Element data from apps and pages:

# # # # # # #

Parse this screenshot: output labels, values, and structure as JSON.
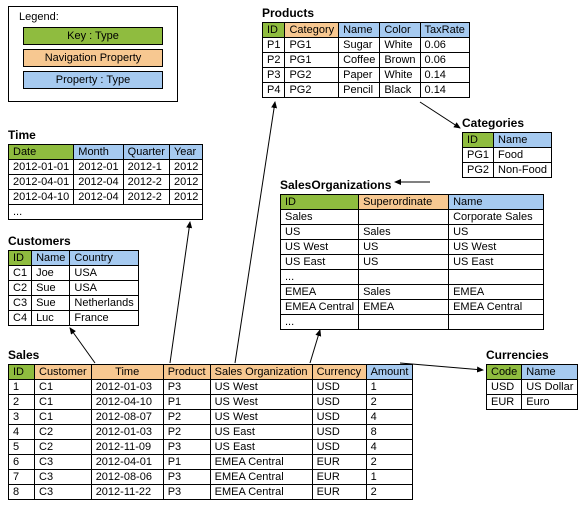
{
  "legend": {
    "title": "Legend:",
    "key": "Key : Type",
    "nav": "Navigation Property",
    "prop": "Property : Type"
  },
  "time": {
    "title": "Time",
    "h": {
      "date": "Date",
      "month": "Month",
      "quarter": "Quarter",
      "year": "Year"
    },
    "rows": [
      {
        "date": "2012-01-01",
        "month": "2012-01",
        "quarter": "2012-1",
        "year": "2012"
      },
      {
        "date": "2012-04-01",
        "month": "2012-04",
        "quarter": "2012-2",
        "year": "2012"
      },
      {
        "date": "2012-04-10",
        "month": "2012-04",
        "quarter": "2012-2",
        "year": "2012"
      }
    ],
    "ell": "..."
  },
  "customers": {
    "title": "Customers",
    "h": {
      "id": "ID",
      "name": "Name",
      "country": "Country"
    },
    "rows": [
      {
        "id": "C1",
        "name": "Joe",
        "country": "USA"
      },
      {
        "id": "C2",
        "name": "Sue",
        "country": "USA"
      },
      {
        "id": "C3",
        "name": "Sue",
        "country": "Netherlands"
      },
      {
        "id": "C4",
        "name": "Luc",
        "country": "France"
      }
    ]
  },
  "products": {
    "title": "Products",
    "h": {
      "id": "ID",
      "category": "Category",
      "name": "Name",
      "color": "Color",
      "tax": "TaxRate"
    },
    "rows": [
      {
        "id": "P1",
        "category": "PG1",
        "name": "Sugar",
        "color": "White",
        "tax": "0.06"
      },
      {
        "id": "P2",
        "category": "PG1",
        "name": "Coffee",
        "color": "Brown",
        "tax": "0.06"
      },
      {
        "id": "P3",
        "category": "PG2",
        "name": "Paper",
        "color": "White",
        "tax": "0.14"
      },
      {
        "id": "P4",
        "category": "PG2",
        "name": "Pencil",
        "color": "Black",
        "tax": "0.14"
      }
    ]
  },
  "categories": {
    "title": "Categories",
    "h": {
      "id": "ID",
      "name": "Name"
    },
    "rows": [
      {
        "id": "PG1",
        "name": "Food"
      },
      {
        "id": "PG2",
        "name": "Non-Food"
      }
    ]
  },
  "salesorgs": {
    "title": "SalesOrganizations",
    "h": {
      "id": "ID",
      "super": "Superordinate",
      "name": "Name"
    },
    "rows": [
      {
        "id": "Sales",
        "super": "",
        "name": "Corporate Sales"
      },
      {
        "id": "US",
        "super": "Sales",
        "name": "US"
      },
      {
        "id": "US West",
        "super": "US",
        "name": "US West"
      },
      {
        "id": "US East",
        "super": "US",
        "name": "US East"
      },
      {
        "id": "...",
        "super": "",
        "name": ""
      },
      {
        "id": "EMEA",
        "super": "Sales",
        "name": "EMEA"
      },
      {
        "id": "EMEA Central",
        "super": "EMEA",
        "name": "EMEA Central"
      },
      {
        "id": "...",
        "super": "",
        "name": ""
      }
    ]
  },
  "currencies": {
    "title": "Currencies",
    "h": {
      "code": "Code",
      "name": "Name"
    },
    "rows": [
      {
        "code": "USD",
        "name": "US Dollar"
      },
      {
        "code": "EUR",
        "name": "Euro"
      }
    ]
  },
  "sales": {
    "title": "Sales",
    "h": {
      "id": "ID",
      "customer": "Customer",
      "time": "Time",
      "product": "Product",
      "org": "Sales Organization",
      "currency": "Currency",
      "amount": "Amount"
    },
    "rows": [
      {
        "id": "1",
        "customer": "C1",
        "time": "2012-01-03",
        "product": "P3",
        "org": "US West",
        "currency": "USD",
        "amount": "1"
      },
      {
        "id": "2",
        "customer": "C1",
        "time": "2012-04-10",
        "product": "P1",
        "org": "US West",
        "currency": "USD",
        "amount": "2"
      },
      {
        "id": "3",
        "customer": "C1",
        "time": "2012-08-07",
        "product": "P2",
        "org": "US West",
        "currency": "USD",
        "amount": "4"
      },
      {
        "id": "4",
        "customer": "C2",
        "time": "2012-01-03",
        "product": "P2",
        "org": "US East",
        "currency": "USD",
        "amount": "8"
      },
      {
        "id": "5",
        "customer": "C2",
        "time": "2012-11-09",
        "product": "P3",
        "org": "US East",
        "currency": "USD",
        "amount": "4"
      },
      {
        "id": "6",
        "customer": "C3",
        "time": "2012-04-01",
        "product": "P1",
        "org": "EMEA Central",
        "currency": "EUR",
        "amount": "2"
      },
      {
        "id": "7",
        "customer": "C3",
        "time": "2012-08-06",
        "product": "P3",
        "org": "EMEA Central",
        "currency": "EUR",
        "amount": "1"
      },
      {
        "id": "8",
        "customer": "C3",
        "time": "2012-11-22",
        "product": "P3",
        "org": "EMEA Central",
        "currency": "EUR",
        "amount": "2"
      }
    ]
  }
}
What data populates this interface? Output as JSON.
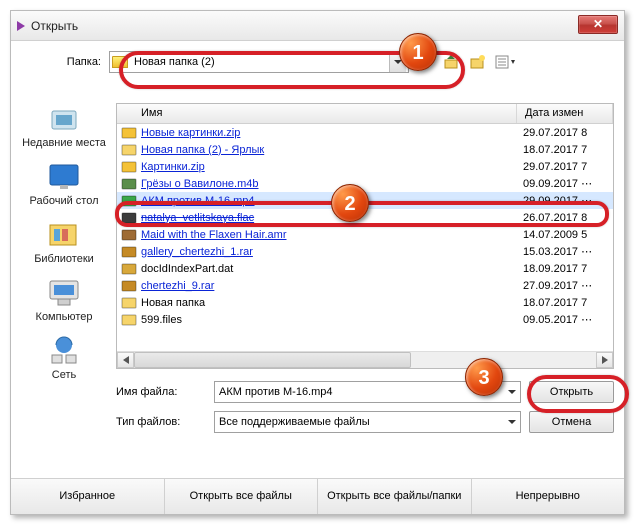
{
  "title": "Открыть",
  "folder_label": "Папка:",
  "folder_value": "Новая папка (2)",
  "columns": {
    "name": "Имя",
    "date": "Дата измен"
  },
  "files": [
    {
      "icon": "zip",
      "name": "Новые картинки.zip",
      "date": "29.07.2017 8",
      "link": true
    },
    {
      "icon": "folder",
      "name": "Новая папка (2) - Ярлык",
      "date": "18.07.2017 7",
      "link": true
    },
    {
      "icon": "zip",
      "name": "Картинки.zip",
      "date": "29.07.2017 7",
      "link": true
    },
    {
      "icon": "m4b",
      "name": "Грёзы о Вавилоне.m4b",
      "date": "09.09.2017 ⋯",
      "link": true,
      "cut": true
    },
    {
      "icon": "mp4",
      "name": "АКМ против М-16.mp4",
      "date": "29.09.2017 ⋯",
      "link": true,
      "selected": true
    },
    {
      "icon": "flac",
      "name": "natalya_vetlitskaya.flac",
      "date": "26.07.2017 8",
      "link": true,
      "strike": true
    },
    {
      "icon": "amr",
      "name": "Maid with the Flaxen Hair.amr",
      "date": "14.07.2009 5",
      "link": true
    },
    {
      "icon": "rar",
      "name": "gallery_chertezhi_1.rar",
      "date": "15.03.2017 ⋯",
      "link": true
    },
    {
      "icon": "dat",
      "name": "docIdIndexPart.dat",
      "date": "18.09.2017 7",
      "link": false
    },
    {
      "icon": "rar",
      "name": "chertezhi_9.rar",
      "date": "27.09.2017 ⋯",
      "link": true
    },
    {
      "icon": "folder",
      "name": "Новая папка",
      "date": "18.07.2017 7",
      "link": false
    },
    {
      "icon": "folder",
      "name": "599.files",
      "date": "09.05.2017 ⋯",
      "link": false
    }
  ],
  "places": [
    "Недавние места",
    "Рабочий стол",
    "Библиотеки",
    "Компьютер",
    "Сеть"
  ],
  "filename_label": "Имя файла:",
  "filename_value": "АКМ против М-16.mp4",
  "filetype_label": "Тип файлов:",
  "filetype_value": "Все поддерживаемые файлы",
  "open_btn": "Открыть",
  "cancel_btn": "Отмена",
  "bottom_buttons": [
    "Избранное",
    "Открыть все файлы",
    "Открыть все файлы/папки",
    "Непрерывно"
  ],
  "badges": {
    "b1": "1",
    "b2": "2",
    "b3": "3"
  },
  "icon_colors": {
    "zip": "#f4c237",
    "folder": "#f6d46a",
    "m4b": "#5b8e4b",
    "mp4": "#3aa84a",
    "flac": "#3c3c3c",
    "amr": "#9e6b34",
    "rar": "#c58a25",
    "dat": "#d8a83b"
  }
}
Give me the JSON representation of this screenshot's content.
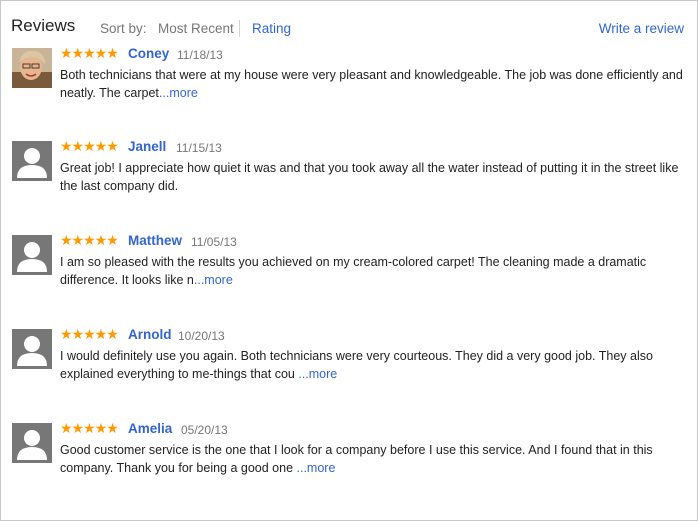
{
  "header": {
    "title": "Reviews",
    "sort_label": "Sort by:",
    "sort_options": [
      "Most Recent",
      "Rating"
    ],
    "write_review": "Write a review"
  },
  "reviews": [
    {
      "stars": "★★★★★",
      "rating": 5,
      "author": "Coney",
      "date": "11/18/13",
      "text": "Both technicians that were at my house were very pleasant and knowledgeable. The job was done efficiently and neatly. The carpet",
      "more": "...more",
      "avatar": "user-photo"
    },
    {
      "stars": "★★★★★",
      "rating": 5,
      "author": "Janell",
      "date": "11/15/13",
      "text": "Great job! I appreciate how quiet it was and that you took away all the water instead of putting it in the street like the last company did.",
      "more": "",
      "avatar": "default-user-icon"
    },
    {
      "stars": "★★★★★",
      "rating": 5,
      "author": "Matthew",
      "date": "11/05/13",
      "text": "I am so pleased with the results you achieved on my cream-colored carpet! The cleaning made a dramatic difference. It looks like n",
      "more": "...more",
      "avatar": "default-user-icon"
    },
    {
      "stars": "★★★★★",
      "rating": 5,
      "author": "Arnold",
      "date": "10/20/13",
      "text": "I would definitely use you again. Both technicians were very courteous. They did a very good job. They also explained everything to me-things that cou ",
      "more": "...more",
      "avatar": "default-user-icon"
    },
    {
      "stars": "★★★★★",
      "rating": 5,
      "author": "Amelia",
      "date": "05/20/13",
      "text": "Good customer service is the one that I look for a company before I use this service. And I found that in this company. Thank you for being a good one ",
      "more": "...more",
      "avatar": "default-user-icon"
    }
  ],
  "colors": {
    "link": "#3366cc",
    "star": "#ff9900",
    "muted": "#777777",
    "text": "#222222"
  }
}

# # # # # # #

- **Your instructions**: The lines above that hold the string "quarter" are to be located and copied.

- **Expected output**:
      "quarter": "Quarter",
        "quarter": "2012-1",
        "quarter": "2012-2",
        "quarter": "2012-2",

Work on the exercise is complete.